### TASK TO COMPLETE
Across all of the records below, determine the number of lines containing the string "Page"; reply with that number only.

Dataset rows for apps and sites
*** Begin section ***

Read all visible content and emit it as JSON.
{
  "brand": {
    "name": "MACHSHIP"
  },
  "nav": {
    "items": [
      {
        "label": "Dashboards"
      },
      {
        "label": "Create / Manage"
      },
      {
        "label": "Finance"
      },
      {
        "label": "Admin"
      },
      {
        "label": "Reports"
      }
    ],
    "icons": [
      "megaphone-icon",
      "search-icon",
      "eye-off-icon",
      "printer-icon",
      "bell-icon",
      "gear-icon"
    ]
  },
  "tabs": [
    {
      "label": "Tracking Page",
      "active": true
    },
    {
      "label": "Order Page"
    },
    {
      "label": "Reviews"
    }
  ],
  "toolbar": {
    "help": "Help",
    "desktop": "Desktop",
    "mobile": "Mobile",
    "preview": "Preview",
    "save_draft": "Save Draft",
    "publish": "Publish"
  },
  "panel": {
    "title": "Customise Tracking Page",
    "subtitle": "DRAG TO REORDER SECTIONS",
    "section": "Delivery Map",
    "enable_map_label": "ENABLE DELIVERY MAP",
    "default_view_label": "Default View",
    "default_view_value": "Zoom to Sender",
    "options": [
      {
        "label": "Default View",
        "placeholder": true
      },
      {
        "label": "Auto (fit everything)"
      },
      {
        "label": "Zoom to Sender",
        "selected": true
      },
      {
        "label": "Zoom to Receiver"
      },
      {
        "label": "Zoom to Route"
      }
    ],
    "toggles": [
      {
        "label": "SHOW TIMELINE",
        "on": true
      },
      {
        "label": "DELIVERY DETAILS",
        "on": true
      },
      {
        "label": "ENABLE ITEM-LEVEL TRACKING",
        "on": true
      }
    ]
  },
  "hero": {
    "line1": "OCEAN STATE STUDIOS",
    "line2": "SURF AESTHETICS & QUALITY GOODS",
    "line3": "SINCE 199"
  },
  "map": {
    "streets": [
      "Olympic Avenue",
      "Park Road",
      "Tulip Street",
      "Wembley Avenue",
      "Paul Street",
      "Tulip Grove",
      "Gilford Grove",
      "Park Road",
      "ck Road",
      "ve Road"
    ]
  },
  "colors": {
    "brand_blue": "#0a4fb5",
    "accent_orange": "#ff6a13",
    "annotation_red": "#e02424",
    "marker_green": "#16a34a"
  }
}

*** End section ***
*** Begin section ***

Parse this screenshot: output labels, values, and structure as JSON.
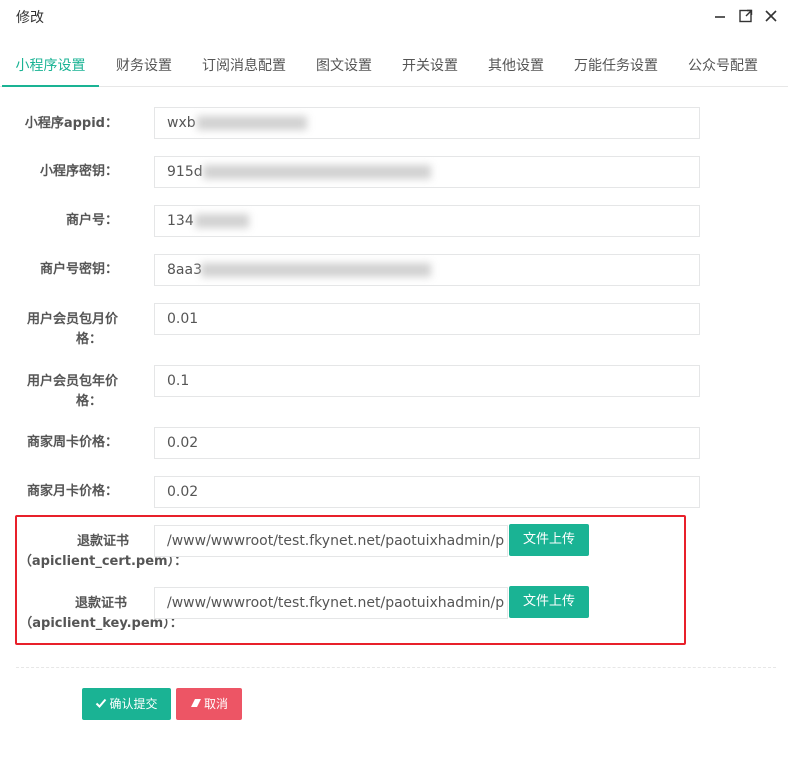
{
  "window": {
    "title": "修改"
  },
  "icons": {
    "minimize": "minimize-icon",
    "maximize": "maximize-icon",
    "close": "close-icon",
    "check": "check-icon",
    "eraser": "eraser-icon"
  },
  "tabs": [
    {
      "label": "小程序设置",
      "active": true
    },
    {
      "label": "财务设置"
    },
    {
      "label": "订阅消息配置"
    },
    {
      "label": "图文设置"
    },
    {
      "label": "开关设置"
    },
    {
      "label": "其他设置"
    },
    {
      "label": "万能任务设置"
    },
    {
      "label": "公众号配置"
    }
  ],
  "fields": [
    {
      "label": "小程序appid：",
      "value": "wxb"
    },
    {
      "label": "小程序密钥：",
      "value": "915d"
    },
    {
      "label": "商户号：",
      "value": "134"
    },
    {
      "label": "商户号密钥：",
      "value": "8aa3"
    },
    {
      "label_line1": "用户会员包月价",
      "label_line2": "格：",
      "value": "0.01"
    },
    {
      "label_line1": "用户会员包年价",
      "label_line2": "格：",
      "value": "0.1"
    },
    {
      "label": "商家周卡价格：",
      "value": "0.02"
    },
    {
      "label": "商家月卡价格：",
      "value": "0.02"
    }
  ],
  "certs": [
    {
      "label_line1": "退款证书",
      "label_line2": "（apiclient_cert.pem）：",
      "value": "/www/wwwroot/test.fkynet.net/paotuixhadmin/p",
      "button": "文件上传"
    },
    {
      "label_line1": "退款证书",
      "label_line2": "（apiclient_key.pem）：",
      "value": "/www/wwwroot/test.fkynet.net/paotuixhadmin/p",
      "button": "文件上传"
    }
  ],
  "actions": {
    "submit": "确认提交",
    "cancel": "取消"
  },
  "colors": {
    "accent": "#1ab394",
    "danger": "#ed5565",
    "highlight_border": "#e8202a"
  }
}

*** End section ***

### THE ANSWER
3